──────── Data for processing

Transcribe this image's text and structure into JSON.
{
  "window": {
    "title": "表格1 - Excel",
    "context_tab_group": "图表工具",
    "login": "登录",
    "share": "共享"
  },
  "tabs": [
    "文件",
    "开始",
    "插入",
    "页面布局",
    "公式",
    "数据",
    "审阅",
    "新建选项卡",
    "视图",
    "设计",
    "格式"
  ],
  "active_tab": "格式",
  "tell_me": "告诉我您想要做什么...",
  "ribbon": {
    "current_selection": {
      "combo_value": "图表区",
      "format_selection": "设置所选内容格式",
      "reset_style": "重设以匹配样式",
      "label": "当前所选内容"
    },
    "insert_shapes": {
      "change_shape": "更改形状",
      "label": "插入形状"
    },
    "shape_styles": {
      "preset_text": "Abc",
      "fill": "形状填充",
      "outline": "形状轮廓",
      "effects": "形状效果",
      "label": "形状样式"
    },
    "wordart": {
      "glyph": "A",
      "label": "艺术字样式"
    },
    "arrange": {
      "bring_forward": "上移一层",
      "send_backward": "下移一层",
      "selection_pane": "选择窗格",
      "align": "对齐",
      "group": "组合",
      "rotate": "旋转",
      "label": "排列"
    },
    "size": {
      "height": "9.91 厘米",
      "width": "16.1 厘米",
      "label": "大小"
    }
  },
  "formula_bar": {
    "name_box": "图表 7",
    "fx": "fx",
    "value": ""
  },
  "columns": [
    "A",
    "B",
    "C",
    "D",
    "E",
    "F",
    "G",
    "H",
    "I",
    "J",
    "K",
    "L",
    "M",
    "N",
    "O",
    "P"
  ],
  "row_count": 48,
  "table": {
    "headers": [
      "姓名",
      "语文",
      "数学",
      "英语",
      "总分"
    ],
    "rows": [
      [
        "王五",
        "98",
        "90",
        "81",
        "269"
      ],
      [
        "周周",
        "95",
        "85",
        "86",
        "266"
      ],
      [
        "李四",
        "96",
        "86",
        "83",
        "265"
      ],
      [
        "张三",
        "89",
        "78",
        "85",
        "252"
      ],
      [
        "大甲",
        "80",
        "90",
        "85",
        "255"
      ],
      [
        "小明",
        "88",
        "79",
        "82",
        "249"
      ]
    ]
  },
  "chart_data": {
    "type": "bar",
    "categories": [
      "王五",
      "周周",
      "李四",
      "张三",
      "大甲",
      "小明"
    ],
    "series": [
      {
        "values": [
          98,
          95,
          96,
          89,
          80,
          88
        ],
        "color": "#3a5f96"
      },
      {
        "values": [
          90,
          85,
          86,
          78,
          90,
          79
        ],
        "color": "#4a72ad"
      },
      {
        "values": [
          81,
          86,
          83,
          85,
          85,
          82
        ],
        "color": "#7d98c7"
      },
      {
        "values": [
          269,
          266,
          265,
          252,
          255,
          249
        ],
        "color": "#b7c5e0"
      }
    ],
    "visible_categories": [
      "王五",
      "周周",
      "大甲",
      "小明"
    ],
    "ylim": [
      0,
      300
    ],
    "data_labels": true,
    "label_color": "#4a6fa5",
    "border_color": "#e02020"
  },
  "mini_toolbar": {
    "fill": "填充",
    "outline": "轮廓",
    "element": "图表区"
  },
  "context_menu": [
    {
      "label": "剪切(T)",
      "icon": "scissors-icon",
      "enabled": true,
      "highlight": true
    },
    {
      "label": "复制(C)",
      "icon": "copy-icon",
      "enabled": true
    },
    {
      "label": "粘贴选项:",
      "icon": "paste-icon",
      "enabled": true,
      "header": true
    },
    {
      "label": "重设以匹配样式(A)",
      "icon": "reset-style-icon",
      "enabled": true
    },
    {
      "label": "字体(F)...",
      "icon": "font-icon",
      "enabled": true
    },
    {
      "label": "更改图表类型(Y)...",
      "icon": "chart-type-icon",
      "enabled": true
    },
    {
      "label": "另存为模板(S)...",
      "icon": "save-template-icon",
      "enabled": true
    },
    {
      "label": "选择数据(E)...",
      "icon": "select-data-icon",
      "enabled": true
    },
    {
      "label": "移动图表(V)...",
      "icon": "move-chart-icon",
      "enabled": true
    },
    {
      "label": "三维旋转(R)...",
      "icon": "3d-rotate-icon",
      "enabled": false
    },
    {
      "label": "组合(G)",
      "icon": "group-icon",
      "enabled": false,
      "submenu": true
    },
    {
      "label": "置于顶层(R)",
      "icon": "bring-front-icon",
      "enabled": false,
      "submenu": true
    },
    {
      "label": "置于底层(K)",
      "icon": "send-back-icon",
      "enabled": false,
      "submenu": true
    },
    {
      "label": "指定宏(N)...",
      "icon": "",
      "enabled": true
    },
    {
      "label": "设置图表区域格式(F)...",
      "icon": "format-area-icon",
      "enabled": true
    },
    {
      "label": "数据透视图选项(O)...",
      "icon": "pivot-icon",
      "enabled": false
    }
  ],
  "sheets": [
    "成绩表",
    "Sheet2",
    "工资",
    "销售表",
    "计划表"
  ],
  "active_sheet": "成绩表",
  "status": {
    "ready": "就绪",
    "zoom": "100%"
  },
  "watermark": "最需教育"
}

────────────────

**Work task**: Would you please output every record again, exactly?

**Result of this exercise**:
Transcribe this image's text and structure into JSON.
{
  "window": {
    "title": "表格1 - Excel",
    "context_tab_group": "图表工具",
    "login": "登录",
    "share": "共享"
  },
  "tabs": [
    "文件",
    "开始",
    "插入",
    "页面布局",
    "公式",
    "数据",
    "审阅",
    "新建选项卡",
    "视图",
    "设计",
    "格式"
  ],
  "active_tab": "格式",
  "tell_me": "告诉我您想要做什么...",
  "ribbon": {
    "current_selection": {
      "combo_value": "图表区",
      "format_selection": "设置所选内容格式",
      "reset_style": "重设以匹配样式",
      "label": "当前所选内容"
    },
    "insert_shapes": {
      "change_shape": "更改形状",
      "label": "插入形状"
    },
    "shape_styles": {
      "preset_text": "Abc",
      "fill": "形状填充",
      "outline": "形状轮廓",
      "effects": "形状效果",
      "label": "形状样式"
    },
    "wordart": {
      "glyph": "A",
      "label": "艺术字样式"
    },
    "arrange": {
      "bring_forward": "上移一层",
      "send_backward": "下移一层",
      "selection_pane": "选择窗格",
      "align": "对齐",
      "group": "组合",
      "rotate": "旋转",
      "label": "排列"
    },
    "size": {
      "height": "9.91 厘米",
      "width": "16.1 厘米",
      "label": "大小"
    }
  },
  "formula_bar": {
    "name_box": "图表 7",
    "fx": "fx",
    "value": ""
  },
  "columns": [
    "A",
    "B",
    "C",
    "D",
    "E",
    "F",
    "G",
    "H",
    "I",
    "J",
    "K",
    "L",
    "M",
    "N",
    "O",
    "P"
  ],
  "row_count": 48,
  "table": {
    "headers": [
      "姓名",
      "语文",
      "数学",
      "英语",
      "总分"
    ],
    "rows": [
      [
        "王五",
        "98",
        "90",
        "81",
        "269"
      ],
      [
        "周周",
        "95",
        "85",
        "86",
        "266"
      ],
      [
        "李四",
        "96",
        "86",
        "83",
        "265"
      ],
      [
        "张三",
        "89",
        "78",
        "85",
        "252"
      ],
      [
        "大甲",
        "80",
        "90",
        "85",
        "255"
      ],
      [
        "小明",
        "88",
        "79",
        "82",
        "249"
      ]
    ]
  },
  "chart_data": {
    "type": "bar",
    "categories": [
      "王五",
      "周周",
      "李四",
      "张三",
      "大甲",
      "小明"
    ],
    "series": [
      {
        "values": [
          98,
          95,
          96,
          89,
          80,
          88
        ],
        "color": "#3a5f96"
      },
      {
        "values": [
          90,
          85,
          86,
          78,
          90,
          79
        ],
        "color": "#4a72ad"
      },
      {
        "values": [
          81,
          86,
          83,
          85,
          85,
          82
        ],
        "color": "#7d98c7"
      },
      {
        "values": [
          269,
          266,
          265,
          252,
          255,
          249
        ],
        "color": "#b7c5e0"
      }
    ],
    "visible_categories": [
      "王五",
      "周周",
      "大甲",
      "小明"
    ],
    "ylim": [
      0,
      300
    ],
    "data_labels": true,
    "label_color": "#4a6fa5",
    "border_color": "#e02020"
  },
  "mini_toolbar": {
    "fill": "填充",
    "outline": "轮廓",
    "element": "图表区"
  },
  "context_menu": [
    {
      "label": "剪切(T)",
      "icon": "scissors-icon",
      "enabled": true,
      "highlight": true
    },
    {
      "label": "复制(C)",
      "icon": "copy-icon",
      "enabled": true
    },
    {
      "label": "粘贴选项:",
      "icon": "paste-icon",
      "enabled": true,
      "header": true
    },
    {
      "label": "重设以匹配样式(A)",
      "icon": "reset-style-icon",
      "enabled": true
    },
    {
      "label": "字体(F)...",
      "icon": "font-icon",
      "enabled": true
    },
    {
      "label": "更改图表类型(Y)...",
      "icon": "chart-type-icon",
      "enabled": true
    },
    {
      "label": "另存为模板(S)...",
      "icon": "save-template-icon",
      "enabled": true
    },
    {
      "label": "选择数据(E)...",
      "icon": "select-data-icon",
      "enabled": true
    },
    {
      "label": "移动图表(V)...",
      "icon": "move-chart-icon",
      "enabled": true
    },
    {
      "label": "三维旋转(R)...",
      "icon": "3d-rotate-icon",
      "enabled": false
    },
    {
      "label": "组合(G)",
      "icon": "group-icon",
      "enabled": false,
      "submenu": true
    },
    {
      "label": "置于顶层(R)",
      "icon": "bring-front-icon",
      "enabled": false,
      "submenu": true
    },
    {
      "label": "置于底层(K)",
      "icon": "send-back-icon",
      "enabled": false,
      "submenu": true
    },
    {
      "label": "指定宏(N)...",
      "icon": "",
      "enabled": true
    },
    {
      "label": "设置图表区域格式(F)...",
      "icon": "format-area-icon",
      "enabled": true
    },
    {
      "label": "数据透视图选项(O)...",
      "icon": "pivot-icon",
      "enabled": false
    }
  ],
  "sheets": [
    "成绩表",
    "Sheet2",
    "工资",
    "销售表",
    "计划表"
  ],
  "active_sheet": "成绩表",
  "status": {
    "ready": "就绪",
    "zoom": "100%"
  },
  "watermark": "最需教育"
}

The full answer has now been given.